Nawab of Sardhana
The Nawab of Sardhana is an honorary Muslim title bestowed upon the descendants of the Afghan warlord and statesman Jan-Fishan Khan, for services to the British Raj – both in the failed British Afghan campaigns, as well as during the 1857 Rebellion in India. The hereditary title was once accompanied by a large jagir at Sardhana, made up largely of ancestral lands which once belonging to the Begum Samru. While these lands have mostly now been dispensed of, the descendants of Jan Fishan Khan retain the right to use the title, Nawab of Sardhana.
An account of the awarding of the title, Nawab of Sardhana, was provided by the British colonial scholar Sir Roper Lethbridge, in his The Golden Book of India:
"THE NAWAB OF SARDHANA On account of services rendered to Alexander Barnes in his Kabul mission, and subsequently to the English in their retreat from Kabul, they were expelled from Kabul and settled at Sardhana. At the time of the Mutiny, the head of the family, Sayyid Muhammed Jan Fishan Khan Seheb, took the side of the government at once. When the Mutiny occurred at Meerut, he raised a body of horse, consisting of his followers and dependents, and officered by himself and his relatives; accompanied General Wilson’s force to the Hindan; was present in both actions, and thence to Delhi, where he remained with the headquarters camp till the city was taken, when his men were employed to keep order in Delhi.
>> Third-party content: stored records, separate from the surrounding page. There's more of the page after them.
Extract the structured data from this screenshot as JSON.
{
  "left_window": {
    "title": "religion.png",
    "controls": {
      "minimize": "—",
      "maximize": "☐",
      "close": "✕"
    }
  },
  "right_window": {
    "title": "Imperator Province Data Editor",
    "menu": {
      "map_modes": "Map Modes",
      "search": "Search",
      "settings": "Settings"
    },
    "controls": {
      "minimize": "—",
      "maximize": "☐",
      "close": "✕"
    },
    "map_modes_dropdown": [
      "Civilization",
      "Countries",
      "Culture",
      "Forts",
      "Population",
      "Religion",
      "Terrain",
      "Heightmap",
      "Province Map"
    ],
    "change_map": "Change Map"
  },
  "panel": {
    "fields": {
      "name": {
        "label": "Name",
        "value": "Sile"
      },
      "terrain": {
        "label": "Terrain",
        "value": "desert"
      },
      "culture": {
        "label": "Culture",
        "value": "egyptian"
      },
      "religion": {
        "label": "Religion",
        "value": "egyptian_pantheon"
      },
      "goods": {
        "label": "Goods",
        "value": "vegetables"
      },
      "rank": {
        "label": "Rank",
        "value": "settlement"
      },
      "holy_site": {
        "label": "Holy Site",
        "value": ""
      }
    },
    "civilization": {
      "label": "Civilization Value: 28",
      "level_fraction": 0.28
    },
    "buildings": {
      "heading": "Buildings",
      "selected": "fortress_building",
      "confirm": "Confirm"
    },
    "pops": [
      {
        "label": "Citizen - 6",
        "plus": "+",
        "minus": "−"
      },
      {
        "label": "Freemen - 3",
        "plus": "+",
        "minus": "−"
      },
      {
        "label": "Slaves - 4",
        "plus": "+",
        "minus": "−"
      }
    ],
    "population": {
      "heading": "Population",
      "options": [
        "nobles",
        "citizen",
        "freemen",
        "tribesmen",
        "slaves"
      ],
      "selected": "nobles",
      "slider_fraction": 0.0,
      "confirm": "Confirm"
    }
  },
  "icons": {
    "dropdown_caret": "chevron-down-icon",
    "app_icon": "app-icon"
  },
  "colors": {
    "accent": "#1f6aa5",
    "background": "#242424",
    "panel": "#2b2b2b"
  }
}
For these eminent services the title of Nawab, with a suitable khilat was conferred on him. And each of his successors have received the title of Nawab for life on succeeding to the estates."
Holders of the title Nawab of Sardhana
• Sayyid Muhammad Shah Jan-Fishan Khan . Sayyid Muhammed Ali Shah
• Sayyid Ali Shah . Sayyid Ahmed Shah . Sayyid Amjad Ali Shah (LAST NAWAB)
• Sayyid Sirdar Ikbal Ali Shah NOT A HOLDER OF THE TITLE
• Sayyid Idries Shah ------- do ------------
• Sayyid Tahir Shah --------- do-------------